Element data from apps and pages:
☆ ☆ ☆ ☆ ☆
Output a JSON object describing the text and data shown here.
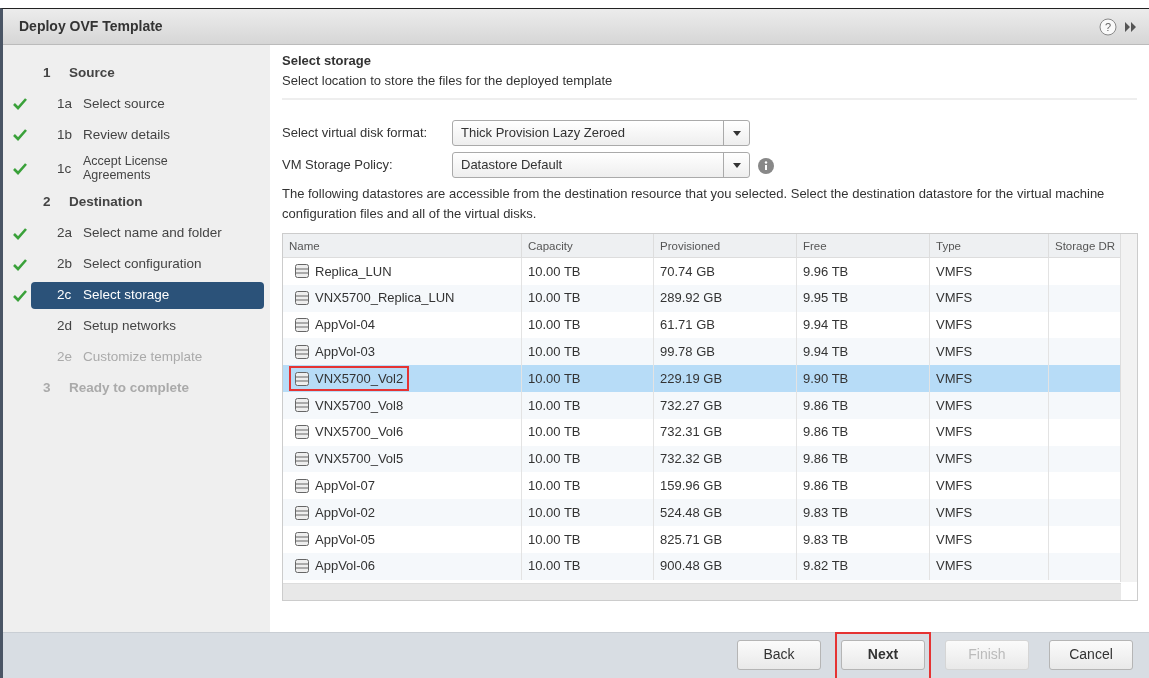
{
  "window": {
    "title": "Deploy OVF Template",
    "help": "?"
  },
  "steps": [
    {
      "number": "1",
      "label": "Source",
      "disabled": false,
      "children": [
        {
          "number": "1a",
          "label": "Select source",
          "checked": true,
          "selected": false,
          "disabled": false
        },
        {
          "number": "1b",
          "label": "Review details",
          "checked": true,
          "selected": false,
          "disabled": false
        },
        {
          "number": "1c",
          "label": "Accept License Agreements",
          "checked": true,
          "selected": false,
          "disabled": false
        }
      ]
    },
    {
      "number": "2",
      "label": "Destination",
      "disabled": false,
      "children": [
        {
          "number": "2a",
          "label": "Select name and folder",
          "checked": true,
          "selected": false,
          "disabled": false
        },
        {
          "number": "2b",
          "label": "Select configuration",
          "checked": true,
          "selected": false,
          "disabled": false
        },
        {
          "number": "2c",
          "label": "Select storage",
          "checked": true,
          "selected": true,
          "disabled": false
        },
        {
          "number": "2d",
          "label": "Setup networks",
          "checked": false,
          "selected": false,
          "disabled": false
        },
        {
          "number": "2e",
          "label": "Customize template",
          "checked": false,
          "selected": false,
          "disabled": true
        }
      ]
    },
    {
      "number": "3",
      "label": "Ready to complete",
      "disabled": true
    }
  ],
  "page": {
    "title": "Select storage",
    "subtitle": "Select location to store the files for the deployed template"
  },
  "fields": [
    {
      "label": "Select virtual disk format:",
      "value": "Thick Provision Lazy Zeroed",
      "info": false
    },
    {
      "label": "VM Storage Policy:",
      "value": "Datastore Default",
      "info": true
    }
  ],
  "description": "The following datastores are accessible from the destination resource that you selected. Select the destination datastore for the virtual machine configuration files and all of the virtual disks.",
  "table": {
    "columns": [
      "Name",
      "Capacity",
      "Provisioned",
      "Free",
      "Type",
      "Storage DR"
    ],
    "rows": [
      {
        "cells": [
          "Replica_LUN",
          "10.00 TB",
          "70.74 GB",
          "9.96 TB",
          "VMFS"
        ],
        "selected": false,
        "highlighted": false
      },
      {
        "cells": [
          "VNX5700_Replica_LUN",
          "10.00 TB",
          "289.92 GB",
          "9.95 TB",
          "VMFS"
        ],
        "selected": false,
        "highlighted": false
      },
      {
        "cells": [
          "AppVol-04",
          "10.00 TB",
          "61.71 GB",
          "9.94 TB",
          "VMFS"
        ],
        "selected": false,
        "highlighted": false
      },
      {
        "cells": [
          "AppVol-03",
          "10.00 TB",
          "99.78 GB",
          "9.94 TB",
          "VMFS"
        ],
        "selected": false,
        "highlighted": false
      },
      {
        "cells": [
          "VNX5700_Vol2",
          "10.00 TB",
          "229.19 GB",
          "9.90 TB",
          "VMFS"
        ],
        "selected": true,
        "highlighted": true
      },
      {
        "cells": [
          "VNX5700_Vol8",
          "10.00 TB",
          "732.27 GB",
          "9.86 TB",
          "VMFS"
        ],
        "selected": false,
        "highlighted": false
      },
      {
        "cells": [
          "VNX5700_Vol6",
          "10.00 TB",
          "732.31 GB",
          "9.86 TB",
          "VMFS"
        ],
        "selected": false,
        "highlighted": false
      },
      {
        "cells": [
          "VNX5700_Vol5",
          "10.00 TB",
          "732.32 GB",
          "9.86 TB",
          "VMFS"
        ],
        "selected": false,
        "highlighted": false
      },
      {
        "cells": [
          "AppVol-07",
          "10.00 TB",
          "159.96 GB",
          "9.86 TB",
          "VMFS"
        ],
        "selected": false,
        "highlighted": false
      },
      {
        "cells": [
          "AppVol-02",
          "10.00 TB",
          "524.48 GB",
          "9.83 TB",
          "VMFS"
        ],
        "selected": false,
        "highlighted": false
      },
      {
        "cells": [
          "AppVol-05",
          "10.00 TB",
          "825.71 GB",
          "9.83 TB",
          "VMFS"
        ],
        "selected": false,
        "highlighted": false
      },
      {
        "cells": [
          "AppVol-06",
          "10.00 TB",
          "900.48 GB",
          "9.82 TB",
          "VMFS"
        ],
        "selected": false,
        "highlighted": false
      }
    ]
  },
  "buttons": [
    {
      "label": "Back",
      "disabled": false,
      "primary": false,
      "highlighted": false
    },
    {
      "label": "Next",
      "disabled": false,
      "primary": true,
      "highlighted": true
    },
    {
      "label": "Finish",
      "disabled": true,
      "primary": false,
      "highlighted": false
    },
    {
      "label": "Cancel",
      "disabled": false,
      "primary": false,
      "highlighted": false
    }
  ]
}
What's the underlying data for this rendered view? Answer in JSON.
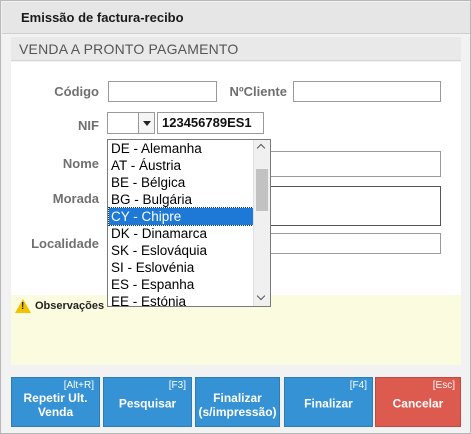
{
  "window": {
    "title": "Emissão de factura-recibo"
  },
  "section": {
    "title": "VENDA A PRONTO PAGAMENTO"
  },
  "form": {
    "codigo_label": "Código",
    "codigo_value": "",
    "ncliente_label": "NºCliente",
    "ncliente_value": "",
    "nif_label": "NIF",
    "nif_country": "",
    "nif_value": "123456789ES1",
    "nome_label": "Nome",
    "nome_value": "",
    "morada_label": "Morada",
    "morada_value": "",
    "localidade_label": "Localidade",
    "localidade_value": ""
  },
  "dropdown": {
    "options": [
      "DE - Alemanha",
      "AT - Áustria",
      "BE - Bélgica",
      "BG - Bulgária",
      "CY - Chipre",
      "DK - Dinamarca",
      "SK - Eslováquia",
      "SI - Eslovénia",
      "ES - Espanha",
      "EE - Estónia"
    ],
    "selected": "CY - Chipre"
  },
  "observacoes": {
    "label": "Observações"
  },
  "buttons": {
    "repetir": {
      "key": "[Alt+R]",
      "label": "Repetir Ult. Venda"
    },
    "pesquisar": {
      "key": "[F3]",
      "label": "Pesquisar"
    },
    "finalizar_sem": {
      "key": "",
      "label": "Finalizar (s/impressão)"
    },
    "finalizar": {
      "key": "[F4]",
      "label": "Finalizar"
    },
    "cancelar": {
      "key": "[Esc]",
      "label": "Cancelar"
    }
  },
  "colors": {
    "button_blue": "#3592d4",
    "button_red": "#dd5a4f",
    "selection": "#1e78d6",
    "notes_bg": "#fbfbe0"
  }
}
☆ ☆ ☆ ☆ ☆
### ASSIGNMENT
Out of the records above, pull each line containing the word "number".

### WRITTEN SOLUTION
      "number": "1",
          "number": "1a",
          "number": "1b",
          "number": "1c",
      "number": "2",
          "number": "2a",
          "number": "2b",
          "number": "2c",
          "number": "2d",
          "number": "2e",
      "number": "3",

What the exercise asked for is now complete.